[Data records for software interfaces]
Start of Block

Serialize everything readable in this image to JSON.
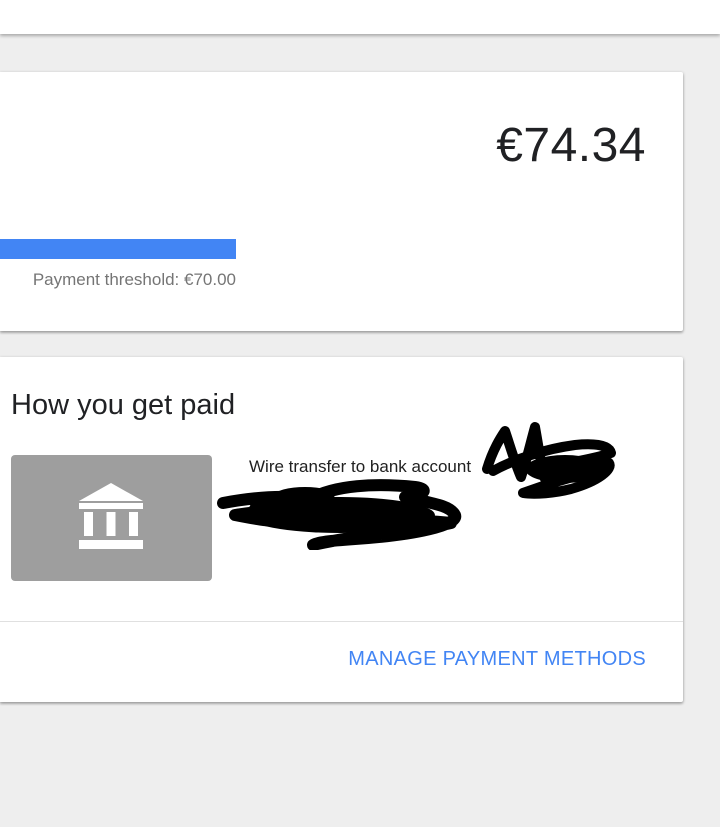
{
  "balance": {
    "amount": "€74.34",
    "threshold_text": "Payment threshold: €70.00",
    "progress_fraction": 1.0,
    "accent_color": "#4285f4"
  },
  "payment": {
    "title": "How you get paid",
    "method_label": "Wire transfer to bank account",
    "method_icon": "bank-icon",
    "manage_label": "MANAGE PAYMENT METHODS"
  }
}
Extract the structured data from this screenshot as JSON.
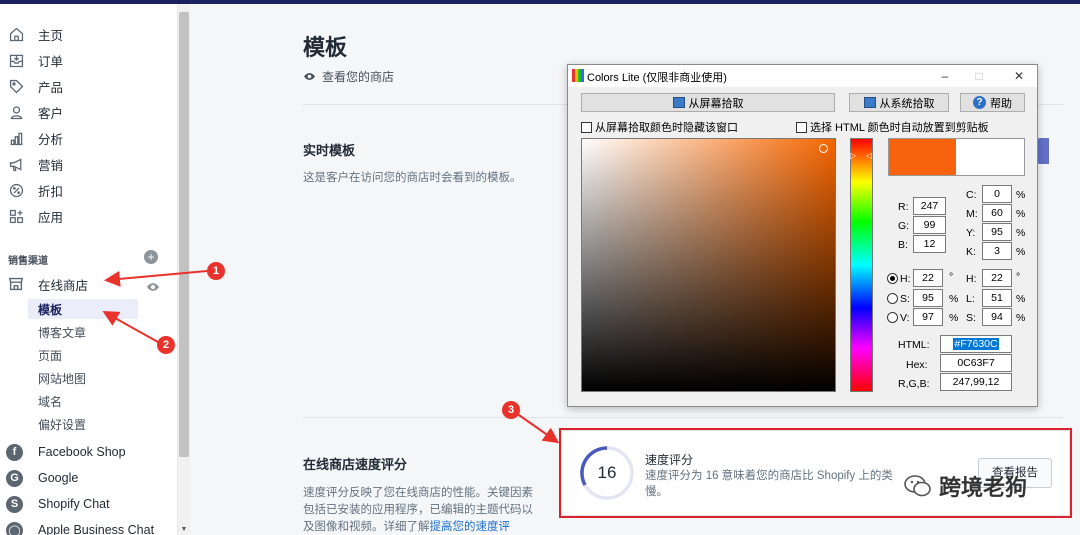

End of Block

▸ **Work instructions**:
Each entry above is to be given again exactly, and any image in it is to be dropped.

▸ **Written answer**:
Serialize everything readable in this image to JSON.
{
  "balance": {
    "amount": "€74.34",
    "threshold_text": "Payment threshold: €70.00",
    "progress_fraction": 1.0,
    "accent_color": "#4285f4"
  },
  "payment": {
    "title": "How you get paid",
    "method_label": "Wire transfer to bank account",
    "method_icon": "bank-icon",
    "manage_label": "MANAGE PAYMENT METHODS"
  }
}
Extract the structured data from this screenshot as JSON.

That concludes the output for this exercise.